Last month at the Grammy Awards, Kendrick Lamar stood in front of the microphone wearing shackles, a prison uniform, and flanked by others prisoners within cells on either side of him. As the saxophone wailed and Kendrick began to rap, it was with observable urgency and purpose, as if Lamar was putting up a fight to get the words out. During this performance, he performed excerpts from “?untitled 05 | 09.21.2014.,” a track off his latest, surprise-release, “untitled unmastered.” Similarly to his 2015 record, “To Pimp a Butterfly,” “untitled unmastered.” is a set of eight tracks rife with political provocation, musical experimentation through genre fusion, and raw artistic genius.

All of the tracks on the record—with the exception of “untitled 07 | 2014 – 2016″—are untitled demos from “To Pimp a Butterfly” recording sessions. They are, therefore, premature—nearly lo-fi sounding—yet in the most interesting of ways. This view of Lamar, while not an essential one, is immediately striking in the way it displays his genius at work; it’s a look into his natural thought process and shines light on the high-level of refinement that he applies to his music. Vocal effects are minimal, leaving unshrouded Lamar’s voice, an elastic band that he bends at his will, with just as much purpose in the storytelling as the lyrics themselves.

On some tracks, Lamar’s rapping is almost melodic, effectively taking the place of a hook on “untitled 02 | 06.23.2014.,” on which he dwells on an inner conflict of balancing his past, in the notoriously violent city of Compton, CA—the birthplace of gangster rap and hometown of N.W.A., Dr. Dre, Easy-E etc.—with his future in the patriarchal, whitewashed music industry: Seen black turn ’em Burgundy/Hundred of them, I know I’m greedy/Stuck inside the belly of the beast/Can you please pray for me?

On other tracks, Lamar dives headfirst into broader problems much bigger than himself; he attacks institutionalized racism on “untitled 05 | 09.21.2014.”—”I fall behind my skeleton/they tell me that I’m blind/I know that I’m intelligent/my confidence just died”—and outlines the stereotypical ambitions of Indians, Asians, blacks, and whites on “untitled 03 | 05.28.2013.,” while also exposing exploitation in the music industry—”(What the white man say?) A piece of mine’s/That’s what the white man wanted when I rhyme/Telling me that he selling me just for $10.99.”

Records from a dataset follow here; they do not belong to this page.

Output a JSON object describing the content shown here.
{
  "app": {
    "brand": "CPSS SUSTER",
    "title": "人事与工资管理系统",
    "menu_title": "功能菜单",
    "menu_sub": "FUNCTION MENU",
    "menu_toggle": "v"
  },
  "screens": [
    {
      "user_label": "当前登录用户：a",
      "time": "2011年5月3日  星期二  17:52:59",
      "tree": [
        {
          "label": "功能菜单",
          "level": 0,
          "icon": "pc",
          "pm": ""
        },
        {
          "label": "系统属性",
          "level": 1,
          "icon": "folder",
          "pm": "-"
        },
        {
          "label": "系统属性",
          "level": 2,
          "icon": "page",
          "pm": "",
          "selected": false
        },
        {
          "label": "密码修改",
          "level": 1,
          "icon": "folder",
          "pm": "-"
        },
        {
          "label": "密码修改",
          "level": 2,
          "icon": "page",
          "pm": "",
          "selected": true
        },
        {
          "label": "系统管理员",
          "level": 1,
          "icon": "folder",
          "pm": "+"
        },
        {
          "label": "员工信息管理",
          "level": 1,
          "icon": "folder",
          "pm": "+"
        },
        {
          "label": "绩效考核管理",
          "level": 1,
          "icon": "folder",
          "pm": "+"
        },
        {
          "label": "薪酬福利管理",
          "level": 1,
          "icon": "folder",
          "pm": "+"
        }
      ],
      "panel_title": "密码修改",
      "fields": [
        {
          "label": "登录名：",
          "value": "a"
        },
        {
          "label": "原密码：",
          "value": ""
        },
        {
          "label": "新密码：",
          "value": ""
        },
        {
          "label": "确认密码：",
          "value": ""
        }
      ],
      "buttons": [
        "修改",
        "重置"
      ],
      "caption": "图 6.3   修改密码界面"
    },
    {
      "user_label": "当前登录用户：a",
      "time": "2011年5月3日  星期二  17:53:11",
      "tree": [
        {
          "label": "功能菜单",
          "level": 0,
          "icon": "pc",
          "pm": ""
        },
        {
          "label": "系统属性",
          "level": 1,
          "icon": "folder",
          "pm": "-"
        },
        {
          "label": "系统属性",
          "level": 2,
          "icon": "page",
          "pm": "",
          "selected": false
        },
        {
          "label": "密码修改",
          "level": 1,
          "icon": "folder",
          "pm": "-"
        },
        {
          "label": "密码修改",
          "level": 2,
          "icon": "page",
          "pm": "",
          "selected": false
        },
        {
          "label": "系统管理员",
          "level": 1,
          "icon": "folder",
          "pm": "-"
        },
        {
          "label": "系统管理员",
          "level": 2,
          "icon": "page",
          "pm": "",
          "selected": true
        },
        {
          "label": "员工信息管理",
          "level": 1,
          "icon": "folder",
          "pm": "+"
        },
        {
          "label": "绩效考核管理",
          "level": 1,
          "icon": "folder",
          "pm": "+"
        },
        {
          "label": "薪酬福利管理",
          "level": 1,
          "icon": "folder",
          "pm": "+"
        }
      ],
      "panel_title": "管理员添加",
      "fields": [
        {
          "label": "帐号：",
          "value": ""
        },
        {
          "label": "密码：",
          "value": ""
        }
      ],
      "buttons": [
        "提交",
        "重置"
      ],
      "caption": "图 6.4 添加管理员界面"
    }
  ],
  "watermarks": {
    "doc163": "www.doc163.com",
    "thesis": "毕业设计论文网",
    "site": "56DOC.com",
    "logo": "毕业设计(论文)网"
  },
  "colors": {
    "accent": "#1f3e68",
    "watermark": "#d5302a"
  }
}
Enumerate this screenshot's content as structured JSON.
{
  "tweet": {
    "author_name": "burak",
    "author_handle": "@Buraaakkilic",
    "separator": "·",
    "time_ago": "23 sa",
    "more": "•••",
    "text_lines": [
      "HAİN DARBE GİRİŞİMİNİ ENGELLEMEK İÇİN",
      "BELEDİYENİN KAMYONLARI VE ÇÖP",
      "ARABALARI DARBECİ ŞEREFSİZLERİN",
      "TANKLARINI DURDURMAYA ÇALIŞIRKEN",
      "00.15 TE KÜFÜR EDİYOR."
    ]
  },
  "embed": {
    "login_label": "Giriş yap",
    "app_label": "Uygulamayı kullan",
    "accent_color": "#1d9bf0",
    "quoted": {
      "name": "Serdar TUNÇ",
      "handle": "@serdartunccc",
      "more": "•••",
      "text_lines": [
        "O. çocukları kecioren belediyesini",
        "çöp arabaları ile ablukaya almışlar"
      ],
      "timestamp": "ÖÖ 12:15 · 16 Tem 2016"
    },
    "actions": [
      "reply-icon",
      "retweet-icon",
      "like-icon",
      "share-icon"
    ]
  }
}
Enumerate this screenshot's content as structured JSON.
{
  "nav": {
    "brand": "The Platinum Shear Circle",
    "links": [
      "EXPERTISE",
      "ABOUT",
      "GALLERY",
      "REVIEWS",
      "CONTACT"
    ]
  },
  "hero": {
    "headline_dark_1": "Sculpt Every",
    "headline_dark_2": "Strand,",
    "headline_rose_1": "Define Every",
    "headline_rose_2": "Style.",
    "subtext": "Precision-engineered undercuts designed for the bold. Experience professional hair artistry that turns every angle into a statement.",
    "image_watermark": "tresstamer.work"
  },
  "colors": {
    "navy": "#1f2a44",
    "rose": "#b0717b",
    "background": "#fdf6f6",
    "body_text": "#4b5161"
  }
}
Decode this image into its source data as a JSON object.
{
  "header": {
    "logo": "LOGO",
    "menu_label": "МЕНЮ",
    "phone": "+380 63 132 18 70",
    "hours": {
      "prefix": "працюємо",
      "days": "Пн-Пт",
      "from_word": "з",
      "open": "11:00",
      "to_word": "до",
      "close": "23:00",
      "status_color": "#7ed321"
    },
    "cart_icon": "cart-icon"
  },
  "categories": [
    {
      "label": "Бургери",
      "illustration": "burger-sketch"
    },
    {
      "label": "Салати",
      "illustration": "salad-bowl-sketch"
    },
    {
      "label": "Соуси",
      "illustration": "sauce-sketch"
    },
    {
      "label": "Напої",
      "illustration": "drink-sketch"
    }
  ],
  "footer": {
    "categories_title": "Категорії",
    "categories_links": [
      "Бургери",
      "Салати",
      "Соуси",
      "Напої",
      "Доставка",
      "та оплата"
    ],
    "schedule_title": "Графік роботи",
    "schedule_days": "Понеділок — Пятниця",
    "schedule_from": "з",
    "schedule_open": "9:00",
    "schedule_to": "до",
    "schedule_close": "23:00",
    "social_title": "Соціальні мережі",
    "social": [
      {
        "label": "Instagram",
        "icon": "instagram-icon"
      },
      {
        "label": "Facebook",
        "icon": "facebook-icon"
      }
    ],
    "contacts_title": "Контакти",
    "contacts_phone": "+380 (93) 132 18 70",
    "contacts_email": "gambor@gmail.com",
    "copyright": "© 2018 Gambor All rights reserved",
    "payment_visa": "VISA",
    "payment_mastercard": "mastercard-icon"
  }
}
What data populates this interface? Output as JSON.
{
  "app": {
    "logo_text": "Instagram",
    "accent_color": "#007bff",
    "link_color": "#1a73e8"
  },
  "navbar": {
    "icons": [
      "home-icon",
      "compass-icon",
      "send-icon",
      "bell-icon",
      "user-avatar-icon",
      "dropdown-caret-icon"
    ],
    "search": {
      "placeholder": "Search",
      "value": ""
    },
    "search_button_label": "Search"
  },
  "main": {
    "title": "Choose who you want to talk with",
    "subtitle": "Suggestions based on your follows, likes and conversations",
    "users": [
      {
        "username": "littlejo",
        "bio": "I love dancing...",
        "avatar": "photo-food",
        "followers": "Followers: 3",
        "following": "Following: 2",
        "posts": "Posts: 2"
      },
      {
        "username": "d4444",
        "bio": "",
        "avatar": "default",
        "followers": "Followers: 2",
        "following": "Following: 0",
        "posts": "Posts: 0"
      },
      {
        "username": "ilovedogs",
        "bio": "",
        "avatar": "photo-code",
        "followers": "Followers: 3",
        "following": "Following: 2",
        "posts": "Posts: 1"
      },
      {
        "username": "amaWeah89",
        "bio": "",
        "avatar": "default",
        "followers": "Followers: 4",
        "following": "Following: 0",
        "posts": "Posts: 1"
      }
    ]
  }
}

Midway through the album, the heaviness of the record is relieved for three minutes and 28 seconds, with a love-song featuring CeeLo Green about appreciating the bizarre or otherwise embarrassing traits of one’s lover—”I’m bizarre, avant-garde/Both sides of me are evenly odd/It’s attractive/You’re intrigued.” It’s a well-needed rest on an album replete with topics that are generally tough to discuss. The record then closes out with the three-part lo-fi track, “untitled 07 | 2014 – 2016,” on which Lamar revels in the ecstasy of success, and he closes reflecting sorrowfully on the financial problems facing black Americans on “untitled 08 | 09.06.2014.”

This compilation of demos, though at first glance a lesser accompaniment to Lamar’s last album, is an interesting look into the artistic process of one of the greatest voices of our generation and elaborates on the themes and unique musical stylings of “To Pimp A Butterfly” with consistent poise and purpose.